## [Problem details]
Lines holding the word "Reminders" are the ones to copy from the data below.

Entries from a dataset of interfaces

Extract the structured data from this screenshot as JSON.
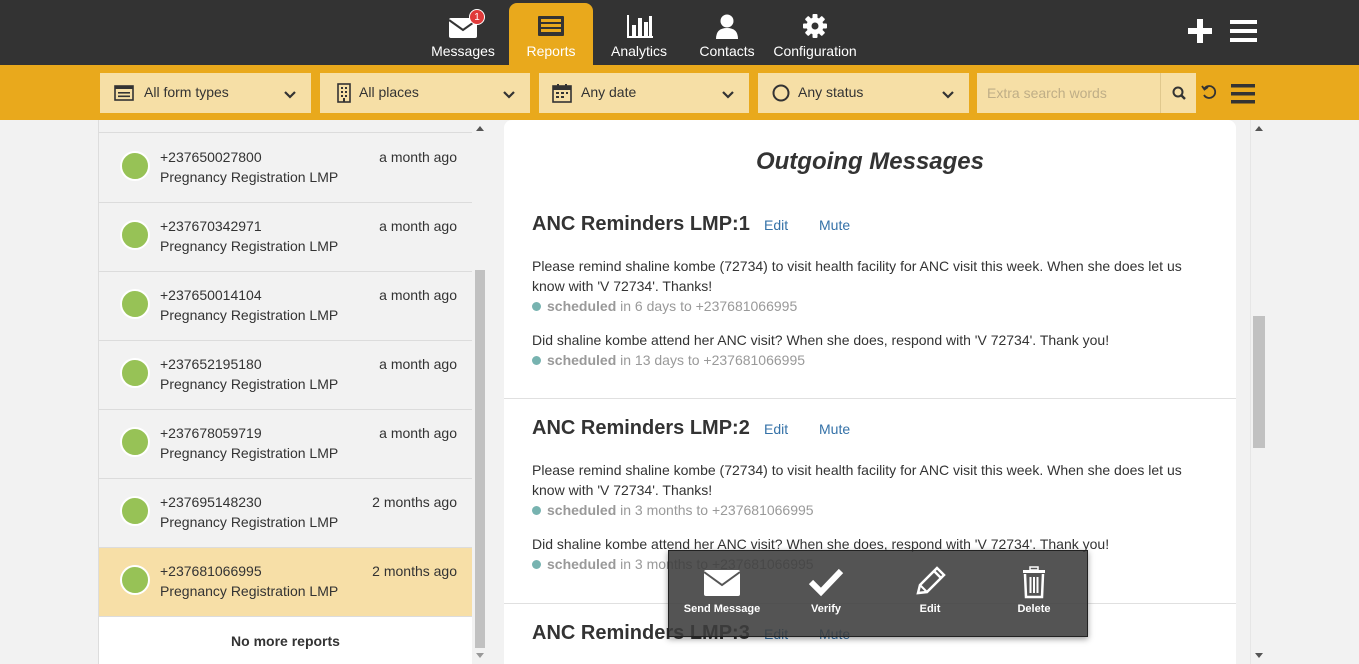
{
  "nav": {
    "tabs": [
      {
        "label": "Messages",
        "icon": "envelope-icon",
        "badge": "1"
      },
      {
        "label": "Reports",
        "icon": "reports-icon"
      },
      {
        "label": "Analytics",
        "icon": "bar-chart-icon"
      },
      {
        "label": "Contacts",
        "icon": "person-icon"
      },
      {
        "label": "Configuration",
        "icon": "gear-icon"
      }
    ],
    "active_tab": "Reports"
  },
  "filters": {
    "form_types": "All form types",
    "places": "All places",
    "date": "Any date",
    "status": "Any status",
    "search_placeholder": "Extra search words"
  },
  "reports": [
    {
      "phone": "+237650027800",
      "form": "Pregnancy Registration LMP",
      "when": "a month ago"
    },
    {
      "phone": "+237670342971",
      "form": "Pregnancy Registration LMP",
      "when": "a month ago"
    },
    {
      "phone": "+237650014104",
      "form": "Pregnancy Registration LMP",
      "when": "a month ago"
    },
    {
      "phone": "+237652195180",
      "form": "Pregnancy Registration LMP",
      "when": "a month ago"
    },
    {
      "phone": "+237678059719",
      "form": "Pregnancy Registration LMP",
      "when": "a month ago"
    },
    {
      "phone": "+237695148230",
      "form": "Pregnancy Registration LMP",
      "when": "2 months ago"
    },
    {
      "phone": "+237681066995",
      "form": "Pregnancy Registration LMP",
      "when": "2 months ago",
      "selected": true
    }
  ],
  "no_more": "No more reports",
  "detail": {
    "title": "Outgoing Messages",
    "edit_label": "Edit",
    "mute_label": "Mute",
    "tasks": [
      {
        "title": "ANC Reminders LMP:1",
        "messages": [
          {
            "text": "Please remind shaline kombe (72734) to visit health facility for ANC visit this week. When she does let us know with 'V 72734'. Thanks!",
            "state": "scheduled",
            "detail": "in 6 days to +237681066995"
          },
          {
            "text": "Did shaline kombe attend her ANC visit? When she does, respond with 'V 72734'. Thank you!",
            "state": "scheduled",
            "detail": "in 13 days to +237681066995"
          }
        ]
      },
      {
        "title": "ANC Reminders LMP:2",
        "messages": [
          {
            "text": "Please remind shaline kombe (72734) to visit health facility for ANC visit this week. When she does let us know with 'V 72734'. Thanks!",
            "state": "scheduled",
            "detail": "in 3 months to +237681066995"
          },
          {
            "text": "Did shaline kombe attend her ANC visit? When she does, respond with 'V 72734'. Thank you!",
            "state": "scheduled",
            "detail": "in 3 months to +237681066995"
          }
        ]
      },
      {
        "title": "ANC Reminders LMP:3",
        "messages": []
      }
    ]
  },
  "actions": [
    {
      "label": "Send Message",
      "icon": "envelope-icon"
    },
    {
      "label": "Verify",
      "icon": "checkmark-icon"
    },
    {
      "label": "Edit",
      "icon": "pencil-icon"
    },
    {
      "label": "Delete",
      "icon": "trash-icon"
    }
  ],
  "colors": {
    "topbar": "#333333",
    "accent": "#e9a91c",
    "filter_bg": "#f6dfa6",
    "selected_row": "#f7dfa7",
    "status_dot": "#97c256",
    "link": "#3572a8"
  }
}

## [Response box]
        "title": "ANC Reminders LMP:1",
        "title": "ANC Reminders LMP:2",
        "title": "ANC Reminders LMP:3",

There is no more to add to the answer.